Svetlana Mintcheva is NCAC’s Director of Programs. She joined NCAC after years of academic teaching and research on post World War II art and literature. Having spent a large part of her academic career analyzing provocative art and its socio-political contexts, she is happy to be on the front lines protecting the coexistence of a diversity of voices in the cultural sphere. Svetlana has published and presented multiple papers on contemporary art and writing—most recently, she co-edited Censoring Culture: Contemporary Threats to Free Expression (2006, The New Press). She curated the 2007 exhibition “Filth, Treason, Blasphemy?: Museums and Censorship,” at the McCormick Tribune Freedom Museum in Chicago, IL, and conceived “Exposing the Censor Within,” a traveling interactive public art installation, which opened in California in March of 2007. An academic and an activist, Mintcheva has taught literature and critical theory at the University of Sofia, Bulgaria, and at Duke University, from which she received her Ph.D. in critical theory in 1999. She currently teaches part-time at New York University. Her academic research and writing focus on postmodern literature and aesthetic provocations as well as issues in censorship and ethics.

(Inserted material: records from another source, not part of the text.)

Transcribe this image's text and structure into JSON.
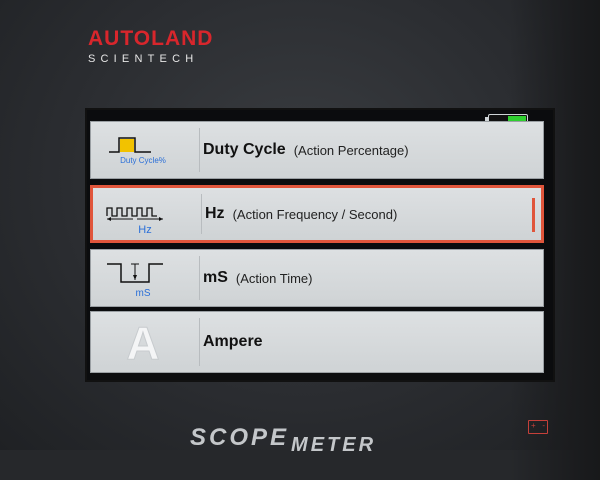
{
  "brand": {
    "name": "AUTOLAND",
    "subtitle": "SCIENTECH"
  },
  "status": {
    "battery_level": 0.5,
    "battery_color": "#2fcf2f"
  },
  "menu": {
    "items": [
      {
        "title": "Duty Cycle",
        "subtitle": "(Action Percentage)",
        "icon": "duty-cycle-icon",
        "icon_caption": "Duty Cycle%",
        "selected": false
      },
      {
        "title": "Hz",
        "subtitle": "(Action Frequency / Second)",
        "icon": "frequency-icon",
        "icon_caption": "Hz",
        "selected": true
      },
      {
        "title": "mS",
        "subtitle": "(Action Time)",
        "icon": "pulse-time-icon",
        "icon_caption": "mS",
        "selected": false
      },
      {
        "title": "Ampere",
        "subtitle": "",
        "icon": "ampere-icon",
        "icon_caption": "A",
        "selected": false
      }
    ]
  },
  "footer": {
    "text_part1": "SCOPE",
    "text_part2": "METER"
  },
  "colors": {
    "selection": "#e0553b",
    "brand_red": "#d8262c",
    "icon_blue": "#2a6fd8",
    "duty_yellow": "#f2c200"
  }
}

Jonathan Friedman is the project director for campus free speech at PEN America. He oversees PEN America’s advocacy, analysis, and outreach in the national debate around free speech and inclusion at colleges and universities. Prior to joining PEN America, Friedman was an adjunct professor at New York University and Columbia University, teaching undergraduate and graduate courses in comparative and international education, higher education, and social theory. His research on American and international higher education looks at such topics as university administration, organizational cultures, nationalism, and cross-cultural understanding. He also previously managed the Multinational Institute of American Studies, an exchange program funded by the U.S. Department of State for international scholars to learn about American society and culture. Friedman holds a Ph.D. in International Education from New York University, and has received awards for his teaching, research, and leadership.